## Work to be completed:
Pick out the lines below that include the string "CHICKEN".

## Exercise data:
____________

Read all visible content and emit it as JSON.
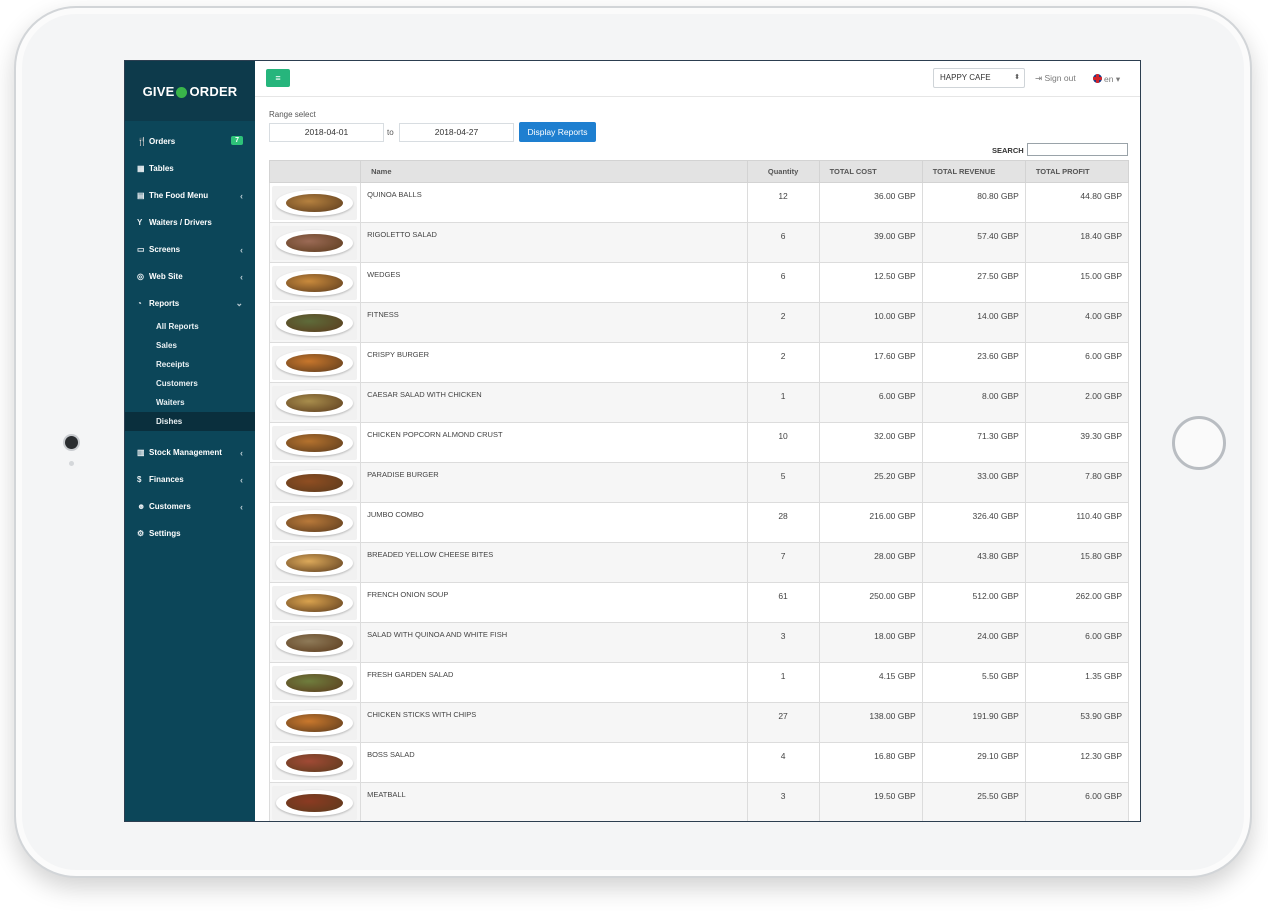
{
  "sidebar": {
    "brand": {
      "left": "GIVE",
      "right": "ORDER"
    },
    "items": [
      {
        "label": "Orders",
        "icon": "utensils-icon",
        "glyph": "🍴",
        "badge": "7"
      },
      {
        "label": "Tables",
        "icon": "grid-icon",
        "glyph": "▦"
      },
      {
        "label": "The Food Menu",
        "icon": "document-icon",
        "glyph": "▤",
        "chevron": "‹"
      },
      {
        "label": "Waiters / Drivers",
        "icon": "cocktail-icon",
        "glyph": "Y"
      },
      {
        "label": "Screens",
        "icon": "monitor-icon",
        "glyph": "▭",
        "chevron": "‹"
      },
      {
        "label": "Web Site",
        "icon": "globe-icon",
        "glyph": "◎",
        "chevron": "‹"
      },
      {
        "label": "Reports",
        "icon": "pie-chart-icon",
        "glyph": "◔",
        "chevron": "⌄"
      }
    ],
    "report_subitems": [
      "All Reports",
      "Sales",
      "Receipts",
      "Customers",
      "Waiters",
      "Dishes"
    ],
    "items_after": [
      {
        "label": "Stock Management",
        "icon": "bar-chart-icon",
        "glyph": "▥",
        "chevron": "‹"
      },
      {
        "label": "Finances",
        "icon": "dollar-icon",
        "glyph": "$",
        "chevron": "‹"
      },
      {
        "label": "Customers",
        "icon": "users-icon",
        "glyph": "☻",
        "chevron": "‹"
      },
      {
        "label": "Settings",
        "icon": "gear-icon",
        "glyph": "⚙"
      }
    ]
  },
  "topbar": {
    "menu_glyph": "≡",
    "cafe": "HAPPY CAFE",
    "select_glyph": "⬍",
    "signout": "Sign out",
    "signout_glyph": "⇥",
    "lang": "en",
    "lang_glyph": "▾"
  },
  "filters": {
    "range_label": "Range select",
    "from": "2018-04-01",
    "to_label": "to",
    "to": "2018-04-27",
    "display_button": "Display Reports",
    "search_label": "SEARCH"
  },
  "table": {
    "headers": [
      "",
      "Name",
      "Quantity",
      "TOTAL COST",
      "TOTAL REVENUE",
      "TOTAL PROFIT"
    ],
    "rows": [
      {
        "name": "QUINOA BALLS",
        "qty": "12",
        "cost": "36.00 GBP",
        "revenue": "80.80 GBP",
        "profit": "44.80 GBP",
        "color": "#b5813f"
      },
      {
        "name": "RIGOLETTO SALAD",
        "qty": "6",
        "cost": "39.00 GBP",
        "revenue": "57.40 GBP",
        "profit": "18.40 GBP",
        "color": "#9b6a55"
      },
      {
        "name": "WEDGES",
        "qty": "6",
        "cost": "12.50 GBP",
        "revenue": "27.50 GBP",
        "profit": "15.00 GBP",
        "color": "#c98a3c"
      },
      {
        "name": "FITNESS",
        "qty": "2",
        "cost": "10.00 GBP",
        "revenue": "14.00 GBP",
        "profit": "4.00 GBP",
        "color": "#5e6b3a"
      },
      {
        "name": "CRISPY BURGER",
        "qty": "2",
        "cost": "17.60 GBP",
        "revenue": "23.60 GBP",
        "profit": "6.00 GBP",
        "color": "#c7762c"
      },
      {
        "name": "CAESAR SALAD WITH CHICKEN",
        "qty": "1",
        "cost": "6.00 GBP",
        "revenue": "8.00 GBP",
        "profit": "2.00 GBP",
        "color": "#a88d4c"
      },
      {
        "name": "CHICKEN POPCORN ALMOND CRUST",
        "qty": "10",
        "cost": "32.00 GBP",
        "revenue": "71.30 GBP",
        "profit": "39.30 GBP",
        "color": "#b4722e"
      },
      {
        "name": "PARADISE BURGER",
        "qty": "5",
        "cost": "25.20 GBP",
        "revenue": "33.00 GBP",
        "profit": "7.80 GBP",
        "color": "#8f4e22"
      },
      {
        "name": "JUMBO COMBO",
        "qty": "28",
        "cost": "216.00 GBP",
        "revenue": "326.40 GBP",
        "profit": "110.40 GBP",
        "color": "#b8793a"
      },
      {
        "name": "BREADED YELLOW CHEESE BITES",
        "qty": "7",
        "cost": "28.00 GBP",
        "revenue": "43.80 GBP",
        "profit": "15.80 GBP",
        "color": "#dca95a"
      },
      {
        "name": "FRENCH ONION SOUP",
        "qty": "61",
        "cost": "250.00 GBP",
        "revenue": "512.00 GBP",
        "profit": "262.00 GBP",
        "color": "#d9a24e"
      },
      {
        "name": "SALAD WITH QUINOA AND WHITE FISH",
        "qty": "3",
        "cost": "18.00 GBP",
        "revenue": "24.00 GBP",
        "profit": "6.00 GBP",
        "color": "#8e7a58"
      },
      {
        "name": "FRESH GARDEN SALAD",
        "qty": "1",
        "cost": "4.15 GBP",
        "revenue": "5.50 GBP",
        "profit": "1.35 GBP",
        "color": "#6f7d3d"
      },
      {
        "name": "CHICKEN STICKS WITH CHIPS",
        "qty": "27",
        "cost": "138.00 GBP",
        "revenue": "191.90 GBP",
        "profit": "53.90 GBP",
        "color": "#c9782d"
      },
      {
        "name": "BOSS SALAD",
        "qty": "4",
        "cost": "16.80 GBP",
        "revenue": "29.10 GBP",
        "profit": "12.30 GBP",
        "color": "#a04a35"
      },
      {
        "name": "MEATBALL",
        "qty": "3",
        "cost": "19.50 GBP",
        "revenue": "25.50 GBP",
        "profit": "6.00 GBP",
        "color": "#8b3a22"
      }
    ]
  }
}
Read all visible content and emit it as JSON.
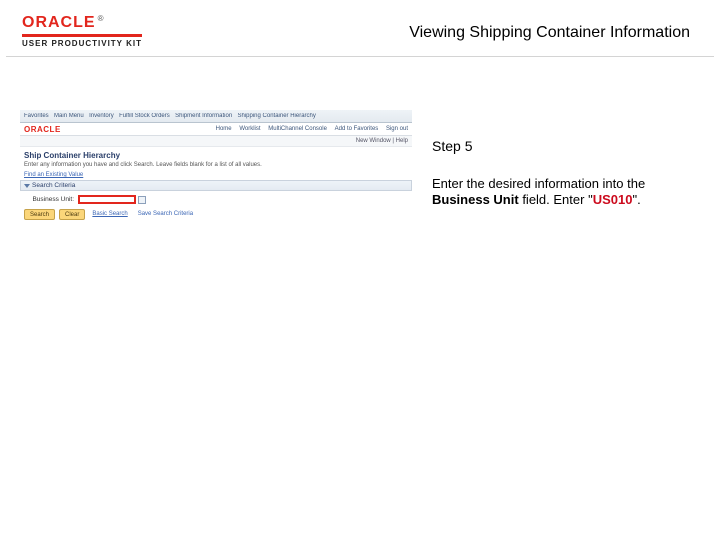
{
  "logo": {
    "brand": "ORACLE",
    "tm": "®",
    "subline": "USER PRODUCTIVITY KIT"
  },
  "header": {
    "title": "Viewing Shipping Container Information"
  },
  "instruction": {
    "step": "Step 5",
    "seg1": "Enter the desired information into the ",
    "field": "Business Unit",
    "seg2": " field. Enter ",
    "value": "US010"
  },
  "app": {
    "brand": "ORACLE",
    "breadcrumb": [
      "Favorites",
      "Main Menu",
      "Inventory",
      "Fulfill Stock Orders",
      "Shipment Information",
      "Shipping Container Hierarchy"
    ],
    "nav": [
      "Home",
      "Worklist",
      "MultiChannel Console",
      "Add to Favorites",
      "Sign out"
    ],
    "subheader": "New Window | Help",
    "page_title": "Ship Container Hierarchy",
    "page_sub": "Enter any information you have and click Search. Leave fields blank for a list of all values.",
    "find_link": "Find an Existing Value",
    "section_title": "Search Criteria",
    "field_label": "Business Unit:",
    "field_value": "",
    "buttons": {
      "search": "Search",
      "clear": "Clear",
      "basic": "Basic Search",
      "save": "Save Search Criteria"
    }
  }
}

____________

## Written reply:
        "name": "CAESAR SALAD WITH CHICKEN",
        "name": "CHICKEN POPCORN ALMOND CRUST",
        "name": "CHICKEN STICKS WITH CHIPS",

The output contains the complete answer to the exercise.